- His father, Bhagawan Chandra Bose, was a leading member of the Brahmo Samaj and worked as a deputy magistrate and assistant commissioner in Faridpur, Bardhaman and other places.
- Jagadish Chandra Bose attended the village school till he was 11. Bose joined the Hare School in 1869 and then St. Xavier’s School at Kolkata.
- In 1875, he passed the Entrance Examination (equivalent to school graduation) of the University of Calcutta. Soon, he got admission to St. Xavier’s College, Calcutta.
- Bose wanted to go to England to compete for the Indian Civil Service. However, his father, a civil servant himself, cancelled the plan.
- Having obtained his B.A. in physical sciences, twenty two year old Bose left for London, to obtain a medical degree.
- However, he had to quit because of ill health. The odour in the dissection rooms is also said to have exacerbated his illness.
- He then obtained his B.A. degree in physics from Christ College, Cambridge.
- Jagadish Chandra Bose returned to India in 1885 and joined Presidency College, Kolkata as an Assistant Professor of Physics, where he remained till 1915.
- There was a peculiar practice in the college at that time. The college paid Indian teachers one third of what the British teachers were paid. So Bose refused his salary but worked for three years. The fourth year he was paid in full!
- Jagadish Chandra Bose was an excellent teacher, extensively using scientific demonstrations in class.
- Some of his students, such as S. N. Bose went on to become famous physicists themselves.
- During this period, Bose also started doing original scientific work in the area of microwaves, carrying out experiments involving refraction, diffraction and polarization.
- The first remarkable aspect of Bose’s follow-up microwave research was that he reduced the waves to the millimetre level (about 5 mm wavelength). He realised the disadvantages of long waves for studying their light-like properties.
- In 1895, two years before Marconi’s demonstration, Bose demonstrated wireless communication using radio waves.
- During a November 1894 public demonstration at Town Hall of Kolkata, Bose ignited gunpowder and rang a bell at a distance using millimetre range wavelength microwaves
- Jagadish Chandra Bose invented many of the microwave components familiar today – waveguides, horn antennas, polarizers, dielectric lenses and prisms, and even semiconductor detectors of electromagnetic radiation in the last decade of the nineteenth century.
- Jagadish Chandra Bose also suggested the existence of electromagnetic radiation from the Sun, which was confirmed in 1944.
- He then turned his attention to response phenomena in plants.
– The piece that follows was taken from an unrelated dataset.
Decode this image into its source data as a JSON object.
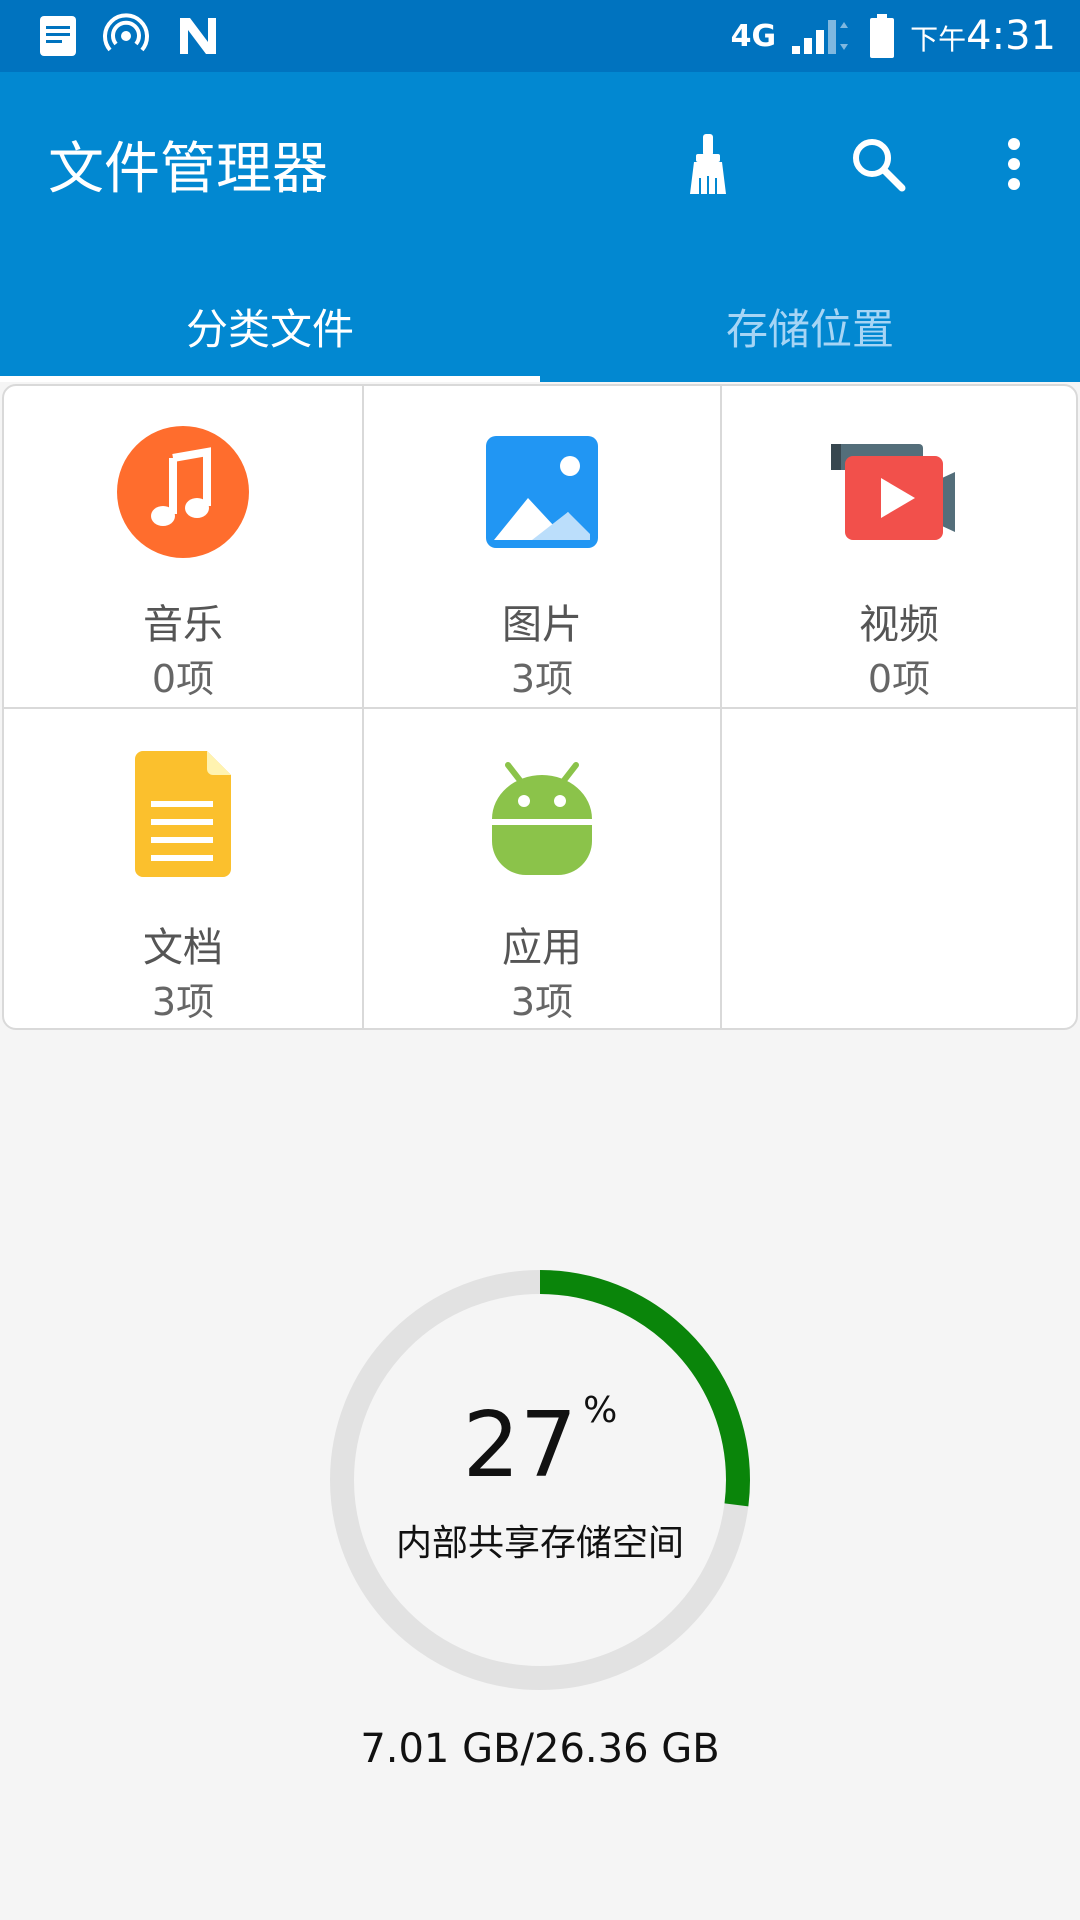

He showed that not only animal but vegetable tissues, produce similar electric response under different kinds of stimuli – mechanical, thermal, electrical and chemical.
- Jagadish Chandra Bose performed a comparative study of the fatigue response of various metals and organic tissue in plants. He subjected metals to a combination of mechanical, thermal, chemical, and electrical stimuli and noted the similarities between metals and cells.
- British king Knighted Bose in 1917. Soon, Royal Society elected him as Fellow of the Royal Society, London.
- Jagadish Chandra Bose died on 23 November 1937 (aged 78) Giridih, Bengal Presidency, British India (now Giridih, Jharkhand, India)
- His work may have contributed to the development of radio communication.
- Jagadish Chandra Bose is also credited with discovering millimetre length electromagnetic waves and being a pioneer in the field of biophysics.
- Bose had worked all along without the right kind of scientific instruments and laboratory. For a long time he had been thinking of building a laboratory. The result was the establishment of the Bose Research Institute in Kolkata. It continues to be a famous centre of research in basic sciences.
- On 30 November 2016, Goggle celebrated 158th birth by showcasing Google Doodle on Google homepage.